Posted by Barbara Barrett on 30th December 2013
1. The dictionary definition of serpent is a large snake; REH’s description in his poetry is far more vivid and varied. In poems such as “The Serpent” shown below and “Eternity” he equates it with timelessness. Others like “All Hallows Eve”, “Laughter in the Gulfs,” and “Destination” serpents are related to horror; on the other hand, in “Deeps” it sleeps with dragons; in “Dreaming in Israel,” “Solomon Kane’s Homecoming (variant) and “A Song for All Women” it is another name for treachery; but in “A Far Country” and “A Lady’s Chamber” he speaks of golden serpents while in “The Grim Land” they shimmer and weave and rear their heads. in “Lilith,” as well as “The Singer in the Mist” and “Secrets” he speaks of it as a tempter. it becomes a protector of treasure in “Miser’s Gold.” In “The Sea” it lives in the ocean and battles the Kraken; in “The Shadow”(see poem below) it sheds its skin signifying change; in “Who Shall Sing of Babylon” it represents decay that is coiled up within the walls; and in his poems about Vikings he speaks of the Serpent’s Prow.
[origin: 13th century; Middle English, from Anglo-French, from Latin serpent-, serpens, from present participle of serpere to creep; akin to Greek herpein to creep, Sanskrit sarpati he creeps]

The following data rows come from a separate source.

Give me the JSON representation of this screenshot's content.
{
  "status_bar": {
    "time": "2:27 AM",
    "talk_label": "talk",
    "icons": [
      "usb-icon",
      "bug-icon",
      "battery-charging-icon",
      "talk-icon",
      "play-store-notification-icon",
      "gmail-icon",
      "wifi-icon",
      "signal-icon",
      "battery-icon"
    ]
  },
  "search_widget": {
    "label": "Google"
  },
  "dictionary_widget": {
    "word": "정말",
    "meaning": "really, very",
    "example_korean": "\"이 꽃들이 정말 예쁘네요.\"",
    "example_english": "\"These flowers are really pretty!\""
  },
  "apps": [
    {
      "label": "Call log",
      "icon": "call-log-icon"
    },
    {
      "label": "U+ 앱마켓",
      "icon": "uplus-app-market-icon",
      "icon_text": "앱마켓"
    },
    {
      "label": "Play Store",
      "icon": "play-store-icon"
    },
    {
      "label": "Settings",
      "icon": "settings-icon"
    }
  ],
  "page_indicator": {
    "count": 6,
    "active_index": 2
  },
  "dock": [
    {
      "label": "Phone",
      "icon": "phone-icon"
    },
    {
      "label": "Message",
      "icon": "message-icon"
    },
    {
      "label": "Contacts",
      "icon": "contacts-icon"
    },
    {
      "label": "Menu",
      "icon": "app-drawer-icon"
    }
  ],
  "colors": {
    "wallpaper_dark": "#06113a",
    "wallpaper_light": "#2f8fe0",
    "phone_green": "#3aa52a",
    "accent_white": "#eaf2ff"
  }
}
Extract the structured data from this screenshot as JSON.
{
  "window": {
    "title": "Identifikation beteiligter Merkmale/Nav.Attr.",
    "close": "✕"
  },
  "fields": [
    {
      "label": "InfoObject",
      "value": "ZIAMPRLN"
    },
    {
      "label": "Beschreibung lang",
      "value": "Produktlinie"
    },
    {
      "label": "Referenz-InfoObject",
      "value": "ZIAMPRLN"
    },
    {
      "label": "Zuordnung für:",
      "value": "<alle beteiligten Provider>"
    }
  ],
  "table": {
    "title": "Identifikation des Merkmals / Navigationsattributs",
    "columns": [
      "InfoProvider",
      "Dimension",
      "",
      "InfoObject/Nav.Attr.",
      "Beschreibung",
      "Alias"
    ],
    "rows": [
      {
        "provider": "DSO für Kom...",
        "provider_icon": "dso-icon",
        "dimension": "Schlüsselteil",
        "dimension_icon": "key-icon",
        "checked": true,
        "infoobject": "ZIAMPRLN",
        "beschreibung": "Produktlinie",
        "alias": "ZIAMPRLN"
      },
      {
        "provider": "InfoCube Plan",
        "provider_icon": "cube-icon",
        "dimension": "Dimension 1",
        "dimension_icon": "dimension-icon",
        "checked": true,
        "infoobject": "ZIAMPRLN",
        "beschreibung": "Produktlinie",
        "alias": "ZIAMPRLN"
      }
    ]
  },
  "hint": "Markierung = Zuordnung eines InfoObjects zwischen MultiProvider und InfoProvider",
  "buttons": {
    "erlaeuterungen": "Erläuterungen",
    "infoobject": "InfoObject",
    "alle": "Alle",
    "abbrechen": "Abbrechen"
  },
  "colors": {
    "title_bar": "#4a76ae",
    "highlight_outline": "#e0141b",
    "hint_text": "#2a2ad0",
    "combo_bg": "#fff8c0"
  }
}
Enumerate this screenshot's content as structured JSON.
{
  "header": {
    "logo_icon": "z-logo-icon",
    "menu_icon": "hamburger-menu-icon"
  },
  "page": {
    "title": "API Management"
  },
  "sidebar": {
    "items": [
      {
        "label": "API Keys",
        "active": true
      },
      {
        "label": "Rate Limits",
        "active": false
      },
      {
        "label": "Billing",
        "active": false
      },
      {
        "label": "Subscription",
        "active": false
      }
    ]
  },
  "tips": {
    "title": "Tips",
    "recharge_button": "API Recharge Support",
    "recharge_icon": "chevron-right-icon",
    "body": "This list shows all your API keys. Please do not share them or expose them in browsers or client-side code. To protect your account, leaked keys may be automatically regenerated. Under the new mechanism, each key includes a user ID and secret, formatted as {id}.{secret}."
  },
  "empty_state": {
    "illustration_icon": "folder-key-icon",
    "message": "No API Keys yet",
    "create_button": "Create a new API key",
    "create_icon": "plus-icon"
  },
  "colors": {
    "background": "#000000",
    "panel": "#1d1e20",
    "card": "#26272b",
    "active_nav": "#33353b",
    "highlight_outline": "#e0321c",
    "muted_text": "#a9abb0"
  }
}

I am the symbol of Creation and Destruction.
I am the beginning and the end.
With my tail in my mouth
I am the Circle of Eternity.

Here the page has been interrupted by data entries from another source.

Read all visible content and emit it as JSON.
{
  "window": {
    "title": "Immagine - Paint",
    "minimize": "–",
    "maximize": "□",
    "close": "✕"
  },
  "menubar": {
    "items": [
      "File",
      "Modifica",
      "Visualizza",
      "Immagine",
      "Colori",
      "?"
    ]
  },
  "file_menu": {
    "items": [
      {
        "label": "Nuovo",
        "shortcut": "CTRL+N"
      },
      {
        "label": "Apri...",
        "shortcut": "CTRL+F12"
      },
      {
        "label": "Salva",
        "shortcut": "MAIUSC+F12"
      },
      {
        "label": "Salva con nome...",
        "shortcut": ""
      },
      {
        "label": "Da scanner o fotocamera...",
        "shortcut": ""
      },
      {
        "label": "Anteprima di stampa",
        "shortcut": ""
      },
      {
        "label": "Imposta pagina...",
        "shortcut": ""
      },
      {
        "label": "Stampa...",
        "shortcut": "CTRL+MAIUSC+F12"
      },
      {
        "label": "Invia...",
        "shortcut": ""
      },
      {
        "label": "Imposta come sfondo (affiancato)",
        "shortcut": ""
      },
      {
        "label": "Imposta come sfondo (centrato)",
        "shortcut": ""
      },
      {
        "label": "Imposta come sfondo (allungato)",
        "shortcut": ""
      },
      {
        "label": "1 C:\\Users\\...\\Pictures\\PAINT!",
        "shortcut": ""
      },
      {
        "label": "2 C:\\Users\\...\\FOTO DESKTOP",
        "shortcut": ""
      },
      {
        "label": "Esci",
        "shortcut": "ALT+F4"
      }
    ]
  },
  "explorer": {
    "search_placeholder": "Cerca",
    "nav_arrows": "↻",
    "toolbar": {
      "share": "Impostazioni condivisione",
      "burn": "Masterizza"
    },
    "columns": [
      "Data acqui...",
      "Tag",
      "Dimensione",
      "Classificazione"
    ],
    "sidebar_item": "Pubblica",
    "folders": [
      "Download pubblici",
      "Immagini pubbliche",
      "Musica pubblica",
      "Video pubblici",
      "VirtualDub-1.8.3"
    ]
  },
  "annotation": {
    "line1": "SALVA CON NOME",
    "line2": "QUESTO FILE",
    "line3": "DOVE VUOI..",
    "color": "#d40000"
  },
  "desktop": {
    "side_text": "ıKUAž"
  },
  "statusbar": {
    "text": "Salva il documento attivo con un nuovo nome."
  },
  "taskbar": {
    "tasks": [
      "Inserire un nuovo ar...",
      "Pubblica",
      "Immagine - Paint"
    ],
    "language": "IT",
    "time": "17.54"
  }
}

Wisdom is in my eyes
And the dusk of wisdom lurks amid my coils.
My track circles the world
And I loop my coils about the Universe.

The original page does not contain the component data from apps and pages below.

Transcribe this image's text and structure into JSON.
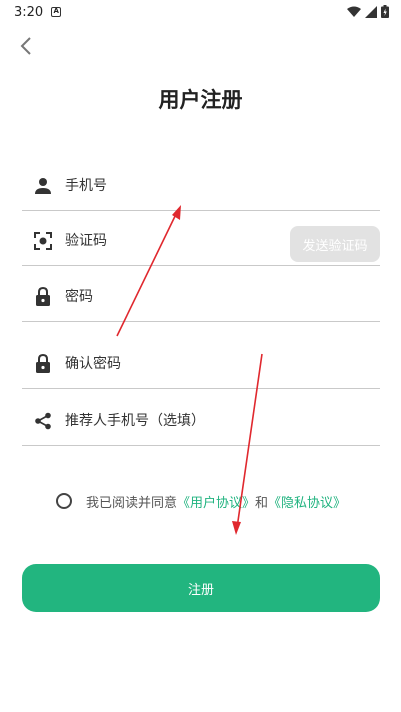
{
  "status_bar": {
    "time": "3:20",
    "notif_glyph": "A"
  },
  "header": {
    "title": "用户注册"
  },
  "form": {
    "phone": {
      "placeholder": "手机号",
      "icon": "person-icon"
    },
    "code": {
      "placeholder": "验证码",
      "icon": "focus-icon",
      "send_label": "发送验证码"
    },
    "password": {
      "placeholder": "密码",
      "icon": "lock-icon"
    },
    "confirm": {
      "placeholder": "确认密码",
      "icon": "lock-icon"
    },
    "referrer": {
      "placeholder": "推荐人手机号（选填）",
      "icon": "share-icon"
    }
  },
  "agreement": {
    "prefix": "我已阅读并同意",
    "user_link": "《用户协议》",
    "joiner": "和",
    "privacy_link": "《隐私协议》"
  },
  "register_label": "注册",
  "colors": {
    "accent": "#22b57f",
    "link": "#20b37f",
    "annotation": "#e0282e"
  }
}
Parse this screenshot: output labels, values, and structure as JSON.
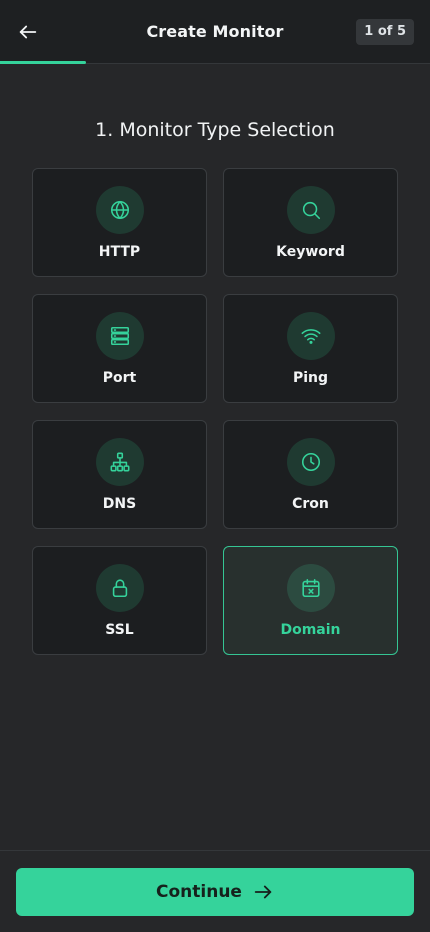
{
  "header": {
    "title": "Create Monitor",
    "step_badge": "1 of 5",
    "progress_fraction": 0.2
  },
  "section": {
    "title": "1. Monitor Type Selection"
  },
  "monitor_types": [
    {
      "label": "HTTP",
      "icon": "globe-icon",
      "selected": false
    },
    {
      "label": "Keyword",
      "icon": "search-icon",
      "selected": false
    },
    {
      "label": "Port",
      "icon": "server-icon",
      "selected": false
    },
    {
      "label": "Ping",
      "icon": "wifi-icon",
      "selected": false
    },
    {
      "label": "DNS",
      "icon": "sitemap-icon",
      "selected": false
    },
    {
      "label": "Cron",
      "icon": "clock-icon",
      "selected": false
    },
    {
      "label": "SSL",
      "icon": "lock-icon",
      "selected": false
    },
    {
      "label": "Domain",
      "icon": "calendar-x-icon",
      "selected": true
    }
  ],
  "footer": {
    "continue_label": "Continue"
  },
  "colors": {
    "accent": "#35d39b",
    "background": "#262729",
    "card": "#1c1e20",
    "icon_bg": "#1f3a31"
  }
}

My head waves among the stars
And the nations fall prostrate before me.
Coiled, head upright, I am the spirit of the sea.
The world-shaking dinosaur was my henchman
And the flying dragons were my footmen.
The ancients knew me.
They reared shrines and altars
And I taught them dim, dusky wisdom.
I coiled in the ruins of Troy and Babylon
And on the forgotten streets of Nineveh.
The Norse called me Midgaard and built their galleys
Like a sea-serpent.
The Egyptians and the Indians called me Ysis
And the Phoenicians Baal.
I am the sea that girdles the world.
I am the first and I shall be the last.
I am the Serpent of the Ages.
[from “Serpent”; this is the complete poem as it appears in The Collected Poetry of Robert E. Howard, p. 519 and Robert E. Howard Selected Poems, p. 36]